As highlighted, historically people have focused on buildings (museums, cathedrals, art galleries etc.) in urban areas. One reason for this was, given the number of people in cities and towns their legacy would be seen by many and they would be remembered long into the future. Yet we don’t need any more buildings, the most pressing need today is to reconnect society with nature and establish a better balance between human needs and the needs of the planetary eco-systems.
Currently, relatively little is donated to nature, amounting to just 3% of charitable donations in the US in 2014.
At the same time, there is much to do:
- Reducing the human footprint on eco-systems
- Conserving the flora and fauna that has been around for millions of years
- Re-planting ancient forests and re-wilding
- Cleaning up plastic from the oceans
- And so on
In recent history, the world’s elites have developed a stranglehold on our democracies for their own benefit and enrichment.
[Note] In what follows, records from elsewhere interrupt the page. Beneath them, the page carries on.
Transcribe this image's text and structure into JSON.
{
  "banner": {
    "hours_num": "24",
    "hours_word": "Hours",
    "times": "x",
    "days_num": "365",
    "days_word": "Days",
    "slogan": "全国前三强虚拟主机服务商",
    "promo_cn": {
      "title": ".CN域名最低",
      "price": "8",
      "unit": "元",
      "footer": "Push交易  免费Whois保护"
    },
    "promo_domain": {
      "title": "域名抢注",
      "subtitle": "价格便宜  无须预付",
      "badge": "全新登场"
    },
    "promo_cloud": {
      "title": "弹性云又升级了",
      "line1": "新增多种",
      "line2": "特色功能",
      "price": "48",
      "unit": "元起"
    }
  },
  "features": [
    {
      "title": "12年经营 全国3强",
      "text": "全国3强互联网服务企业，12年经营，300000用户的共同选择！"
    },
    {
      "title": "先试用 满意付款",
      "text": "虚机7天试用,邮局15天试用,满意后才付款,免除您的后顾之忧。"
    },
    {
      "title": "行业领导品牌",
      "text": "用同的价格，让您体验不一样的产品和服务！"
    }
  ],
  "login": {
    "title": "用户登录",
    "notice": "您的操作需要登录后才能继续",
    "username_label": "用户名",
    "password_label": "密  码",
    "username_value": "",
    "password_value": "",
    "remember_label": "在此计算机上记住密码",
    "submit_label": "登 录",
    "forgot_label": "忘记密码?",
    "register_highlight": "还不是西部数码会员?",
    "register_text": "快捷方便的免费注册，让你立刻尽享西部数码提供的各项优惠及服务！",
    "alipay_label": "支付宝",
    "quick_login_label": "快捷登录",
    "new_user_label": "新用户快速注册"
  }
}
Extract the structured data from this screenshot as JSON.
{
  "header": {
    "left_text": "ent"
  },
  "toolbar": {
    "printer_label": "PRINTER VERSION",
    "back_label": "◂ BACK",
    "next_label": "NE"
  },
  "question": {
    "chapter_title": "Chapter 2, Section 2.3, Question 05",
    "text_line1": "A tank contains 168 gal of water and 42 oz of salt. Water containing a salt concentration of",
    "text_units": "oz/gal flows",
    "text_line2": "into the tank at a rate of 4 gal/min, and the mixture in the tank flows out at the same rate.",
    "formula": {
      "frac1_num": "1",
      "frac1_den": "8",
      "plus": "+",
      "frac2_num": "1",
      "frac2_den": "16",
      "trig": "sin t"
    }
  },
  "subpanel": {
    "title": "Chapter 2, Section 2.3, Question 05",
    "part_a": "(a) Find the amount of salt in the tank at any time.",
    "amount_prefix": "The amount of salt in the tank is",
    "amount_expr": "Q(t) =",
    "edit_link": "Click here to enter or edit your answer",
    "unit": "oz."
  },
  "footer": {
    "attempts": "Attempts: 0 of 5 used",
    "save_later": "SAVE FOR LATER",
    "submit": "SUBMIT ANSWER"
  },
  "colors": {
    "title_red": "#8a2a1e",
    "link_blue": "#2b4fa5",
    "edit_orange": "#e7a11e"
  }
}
This has been detrimental for society and nature, as they have used every opportunity to undermine regulations and externalise costs. It is time for them to give back in a much greater way to help fix the mess.
Of course this is not just about individual philanthropic acts that help fix some of the messes of the past. This also requires a new socio-economic paradigm that has sustainability (not growth) as the maxim that drives all decision making. But we are probably still decades away from a widespread acceptance of this new maxim. So in the meantime we need trailblazers, people with the resources to set examples and demonstrate that we can engage with nature on a balanced footing and that we can undo some of the damage we have already done. This would be magnificent!
For instance, these trailblazers may decide to stay in their 3 bedroomed apartment in Knightsbridge and not upgrade to the 5 bedroomed house. With the £10Million saved by foregoing this move they could contribute to a well-designed and targeted demand reduction campaign that could break the back of the demand for rhino horn. In essence one man, woman or family could decide to save the rhino from extinction in the wild!
Gionvanni Pontano, an Italian humanist and poet, called magnificence the “fruit” of wealth4. Go on – Be Magnificent!
These are the views of the author: Dr. Lynn Johnson, Founder, Breaking the Brand
Literature Review – key papers
- What is Luxury?: The Rebirth of a Concept in the Early Modern World – Catherine Kovesi
- Luxury – Elisabeth Wilson
- From Misery to Luxury – Jack Goody
- Magnificence and Splendour: Definitions of Wealth in Fifteenth Century Florence
- Global Luxury Trends – Jonas Hoffmann & Ivan Coste-Manière